After that, at 11:15am I head to the restaurant of the hotel for some food. I explain that I would like to have some rice with chicken and vegetables, not hot, and that I have about half an hour of time. But obviously they don't understand what I say, as they bring me a big pot of steamed rice and then after five minutes they ask if I would like to have a dish with Chinese cabbage, which I take. At 11:35am the main course is still not there, so I ask about the chicken. They know nothing about it. I then call my wife in Malaysia over the mobile phone and ask her to order the chicken for me.

At 11:50am the chicken is still not there, so I cancel the order, pay and walk out. After buying a drink in a shop I take a taxi to the dam, leaving at 12pm. The cost will be 300 yuan, coming back at 3pm + another 50 yuan to go to the airport.

Then everything goes wrong and I end up wasting half a day and some money. The driver needs longer than expected to reach the dam (1 hr vs. 40 minutes), because he keeps driving on tiny roads instead of taking the motorway. Then he does not actually drive to the dam, he stops instead outside of the compound and suggests that I walk inside. Fine, but the distances are huge and if I walk I simply don't have the time to reach the positions from which to shoot photos of the dam. And in any case I need a ticket to enter the compound.

The driver then brings to a place which is sort of a ticket office (but not really), where there is a lady.

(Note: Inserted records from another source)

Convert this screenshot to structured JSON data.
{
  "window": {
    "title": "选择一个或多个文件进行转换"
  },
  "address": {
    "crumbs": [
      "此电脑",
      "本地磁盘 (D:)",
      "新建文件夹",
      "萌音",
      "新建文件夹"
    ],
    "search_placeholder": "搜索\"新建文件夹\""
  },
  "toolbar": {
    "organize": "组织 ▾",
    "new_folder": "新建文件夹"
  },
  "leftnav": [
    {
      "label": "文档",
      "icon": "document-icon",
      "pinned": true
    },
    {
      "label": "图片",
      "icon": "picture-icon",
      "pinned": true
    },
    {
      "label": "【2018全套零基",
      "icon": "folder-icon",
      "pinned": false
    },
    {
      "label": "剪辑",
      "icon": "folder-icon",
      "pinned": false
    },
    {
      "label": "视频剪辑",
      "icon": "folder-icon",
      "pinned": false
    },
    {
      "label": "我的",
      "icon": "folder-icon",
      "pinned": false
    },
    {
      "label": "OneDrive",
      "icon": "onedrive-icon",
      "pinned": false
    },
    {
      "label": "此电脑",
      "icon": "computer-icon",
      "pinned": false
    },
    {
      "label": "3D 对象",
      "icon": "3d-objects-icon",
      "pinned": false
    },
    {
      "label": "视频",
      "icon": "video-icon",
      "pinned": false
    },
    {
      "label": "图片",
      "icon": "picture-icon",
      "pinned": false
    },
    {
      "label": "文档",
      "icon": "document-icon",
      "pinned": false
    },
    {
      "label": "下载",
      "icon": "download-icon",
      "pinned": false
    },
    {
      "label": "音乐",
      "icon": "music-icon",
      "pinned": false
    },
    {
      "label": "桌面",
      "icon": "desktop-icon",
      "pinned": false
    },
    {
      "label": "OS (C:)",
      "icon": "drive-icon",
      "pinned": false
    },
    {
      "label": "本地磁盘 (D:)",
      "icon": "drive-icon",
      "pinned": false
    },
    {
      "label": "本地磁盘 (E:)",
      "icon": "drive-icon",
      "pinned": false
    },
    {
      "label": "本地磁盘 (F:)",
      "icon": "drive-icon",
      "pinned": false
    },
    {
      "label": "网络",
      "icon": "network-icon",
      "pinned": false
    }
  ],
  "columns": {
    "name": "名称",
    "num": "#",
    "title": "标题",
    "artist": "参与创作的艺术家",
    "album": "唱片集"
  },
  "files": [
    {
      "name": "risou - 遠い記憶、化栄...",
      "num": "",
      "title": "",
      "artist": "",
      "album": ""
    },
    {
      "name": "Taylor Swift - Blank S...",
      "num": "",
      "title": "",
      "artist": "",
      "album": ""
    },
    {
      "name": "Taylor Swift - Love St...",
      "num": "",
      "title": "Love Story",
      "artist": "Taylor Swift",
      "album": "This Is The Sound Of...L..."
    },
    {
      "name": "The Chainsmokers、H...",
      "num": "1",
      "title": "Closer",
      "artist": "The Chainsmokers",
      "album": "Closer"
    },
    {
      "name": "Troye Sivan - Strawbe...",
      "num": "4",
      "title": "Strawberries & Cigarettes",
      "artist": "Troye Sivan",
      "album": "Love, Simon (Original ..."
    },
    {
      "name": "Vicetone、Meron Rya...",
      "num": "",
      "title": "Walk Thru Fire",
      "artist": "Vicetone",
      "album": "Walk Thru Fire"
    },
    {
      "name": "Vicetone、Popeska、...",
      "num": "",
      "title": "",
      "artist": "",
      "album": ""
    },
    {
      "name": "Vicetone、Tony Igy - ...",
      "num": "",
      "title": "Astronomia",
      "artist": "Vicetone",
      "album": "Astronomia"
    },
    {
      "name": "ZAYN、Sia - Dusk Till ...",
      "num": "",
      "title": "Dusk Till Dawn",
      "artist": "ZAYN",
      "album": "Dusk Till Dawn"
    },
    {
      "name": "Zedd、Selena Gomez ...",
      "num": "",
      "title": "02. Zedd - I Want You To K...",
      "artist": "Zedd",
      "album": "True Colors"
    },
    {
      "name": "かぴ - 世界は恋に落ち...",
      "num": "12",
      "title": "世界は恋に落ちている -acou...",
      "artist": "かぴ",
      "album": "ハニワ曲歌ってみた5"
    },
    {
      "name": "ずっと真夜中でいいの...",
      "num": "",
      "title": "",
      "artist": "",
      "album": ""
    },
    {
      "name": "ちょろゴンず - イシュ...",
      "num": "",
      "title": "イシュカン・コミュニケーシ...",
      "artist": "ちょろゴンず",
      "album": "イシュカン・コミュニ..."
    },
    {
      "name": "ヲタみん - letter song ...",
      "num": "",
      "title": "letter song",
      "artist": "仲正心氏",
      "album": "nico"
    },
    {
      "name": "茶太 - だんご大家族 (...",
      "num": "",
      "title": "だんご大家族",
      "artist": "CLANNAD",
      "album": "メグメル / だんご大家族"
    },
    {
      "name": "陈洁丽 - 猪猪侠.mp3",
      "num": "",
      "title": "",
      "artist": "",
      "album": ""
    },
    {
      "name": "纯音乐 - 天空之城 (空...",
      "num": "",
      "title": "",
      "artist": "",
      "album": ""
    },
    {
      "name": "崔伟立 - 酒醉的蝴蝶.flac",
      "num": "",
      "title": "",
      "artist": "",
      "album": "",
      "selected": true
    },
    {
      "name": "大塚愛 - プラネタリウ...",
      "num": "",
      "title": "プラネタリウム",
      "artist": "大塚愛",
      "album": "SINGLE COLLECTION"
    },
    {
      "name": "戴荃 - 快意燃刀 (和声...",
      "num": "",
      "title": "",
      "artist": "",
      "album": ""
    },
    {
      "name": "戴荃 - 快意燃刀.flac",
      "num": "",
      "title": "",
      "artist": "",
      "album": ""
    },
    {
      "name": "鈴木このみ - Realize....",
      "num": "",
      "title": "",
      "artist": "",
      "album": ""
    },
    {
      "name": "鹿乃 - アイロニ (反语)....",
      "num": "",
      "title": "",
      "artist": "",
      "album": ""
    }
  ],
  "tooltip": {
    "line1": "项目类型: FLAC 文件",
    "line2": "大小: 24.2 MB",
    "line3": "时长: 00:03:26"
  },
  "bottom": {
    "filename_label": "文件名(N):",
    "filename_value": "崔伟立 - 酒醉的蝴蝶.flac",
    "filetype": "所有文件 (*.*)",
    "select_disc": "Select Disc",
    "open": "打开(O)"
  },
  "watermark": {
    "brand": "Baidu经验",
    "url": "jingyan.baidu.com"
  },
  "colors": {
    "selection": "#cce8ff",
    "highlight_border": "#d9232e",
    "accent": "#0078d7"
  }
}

A discussion starts which lasts for almost half an hour. Chinese generally are very efficient, but sometimes they can also be very inefficient and lose a lot of time talking. It turns out that taxis are not allowed into the dam compound and only buses from tour companies are. So I should have booked a tour. But in any case why didn't the driver tell me in advance?

At 1:40pm, I've had enough of it and tell the taxi driver to bring me back to the hotel. Let's stop this negative sequence and move on to the next destination. And the taxi driver drives back over those tiny little roads in the mountains, instead of taking the motorway...

At 2:40pm we're back in the hotel. I pay the driver, get my bags and take another taxi to the airport. This time the trip to the airport costs 80 yuan (why so pricey)?

At 3:35pm we reach the airport. I check in, then proceed to the gate. No complaint of excess luggage weight. The comfortable Air China plan, an Airbus A320, is about 70% full and takes off on time at 4:40pm. Nice to be on a plane again after so much overland travelling.

I'll take the bus tomorrow to Hangzhou, although I'm tempted to stay longer in Shanghai, because I like the city. I wonder if I should skip Nanjing, because there is probably not that much to see there. An option would be to make a stop in Dalian, but you probably need more than one day there, because the attractions are out of town.

The plane lands punctually at 6:40pm in Shanghai's Pudong airport. By 7pm I have a hotel booking and am waiting for the maglev high speed train. Around 8am we arrive in Shanghai, and take a taxi. In the evening not much happens. I take a walk along the Bund in the evening. Full of people, because it's Saturday evening. It also seems that they enhanced the Pudong skyline with more lights, at least it looks more impressive now than when I first visited Shanghai two years ago. I'm back in the hotel by 10:30pm.

Copyright 2006 Alfred Molon